2D projected artwork reflects Māori and Pākeha cultures

  • Auckland

Johnson Witehira has put the fun back in NZ history by creating a 2D projected video artwork  that is influenced by his own identity.

Witehira says, "Nearly all of my mahi is a conversation about being half-caste so that’s why I did produce these two art works one being Māori and one being Pākeha and up until now my art works have always been about resolving that identity."

The 2D artwork forces the characters to overcome challenges. The Māori character hunts animals in order to survive. The missionary tames the Māori by striking them with a holy bible. Its content he says is not intended to offend.

He says, "When we arrived all those things are all history and I guess for some people if your offended maybe you just don’t want to accept that they’re part of our history, Pākeha history, Māori history that aren’t that nice but we need to reflect on those things I think as well."

The idea may strike a chord with some people, but Witehira says Māori knowledge experts, curators and artists from various platforms were consulted about the idea.
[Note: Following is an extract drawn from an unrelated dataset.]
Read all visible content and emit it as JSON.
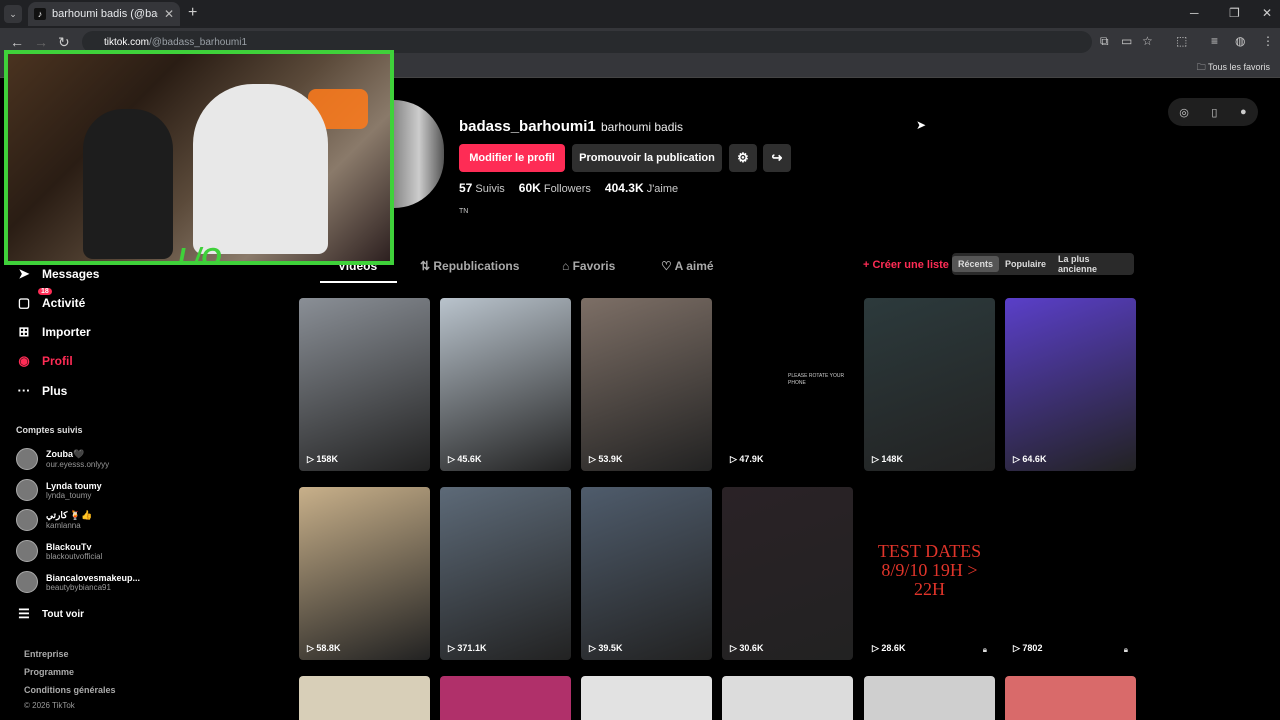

"No one ever said that it's a terrible idea or why you’re doing it.  I might still get a response like that and that's fine, that's art.  If people respond to it like that it's kei te pai."

Witehira is unsure of the message he's hoping to achieve, but he is allowing his work to speak for itself.

"One of the main reasons I use video games in this mahi is that it connects an audience with people who I think are interested in art so video games opens up this audience, not just Māori but Pākeha as well to come and connect with art in a different way."

Half Blood will premiere tonight at the Objectspace Gallery in Ponsonby, Auckland, and will be taken to Gisborne during the summer.